··· GIVEN DATA
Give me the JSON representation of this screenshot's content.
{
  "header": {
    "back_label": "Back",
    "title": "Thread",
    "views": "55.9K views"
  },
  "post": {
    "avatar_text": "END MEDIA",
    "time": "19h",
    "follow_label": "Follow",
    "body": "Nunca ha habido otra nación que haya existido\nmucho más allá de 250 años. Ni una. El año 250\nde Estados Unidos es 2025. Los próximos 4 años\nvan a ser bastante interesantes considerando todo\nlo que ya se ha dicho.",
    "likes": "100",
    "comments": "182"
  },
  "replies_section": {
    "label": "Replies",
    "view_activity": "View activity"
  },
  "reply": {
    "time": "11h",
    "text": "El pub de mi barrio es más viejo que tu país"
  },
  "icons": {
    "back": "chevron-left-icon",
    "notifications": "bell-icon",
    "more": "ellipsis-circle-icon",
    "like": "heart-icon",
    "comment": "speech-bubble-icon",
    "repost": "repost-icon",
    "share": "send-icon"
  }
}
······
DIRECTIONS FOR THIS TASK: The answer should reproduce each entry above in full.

ANSWER BOX:
Give me the JSON representation of this screenshot's content.
{
  "header": {
    "back_label": "Back",
    "title": "Thread",
    "views": "55.9K views"
  },
  "post": {
    "avatar_text": "END MEDIA",
    "time": "19h",
    "follow_label": "Follow",
    "body": "Nunca ha habido otra nación que haya existido\nmucho más allá de 250 años. Ni una. El año 250\nde Estados Unidos es 2025. Los próximos 4 años\nvan a ser bastante interesantes considerando todo\nlo que ya se ha dicho.",
    "likes": "100",
    "comments": "182"
  },
  "replies_section": {
    "label": "Replies",
    "view_activity": "View activity"
  },
  "reply": {
    "time": "11h",
    "text": "El pub de mi barrio es más viejo que tu país"
  },
  "icons": {
    "back": "chevron-left-icon",
    "notifications": "bell-icon",
    "more": "ellipsis-circle-icon",
    "like": "heart-icon",
    "comment": "speech-bubble-icon",
    "repost": "repost-icon",
    "share": "send-icon"
  }
}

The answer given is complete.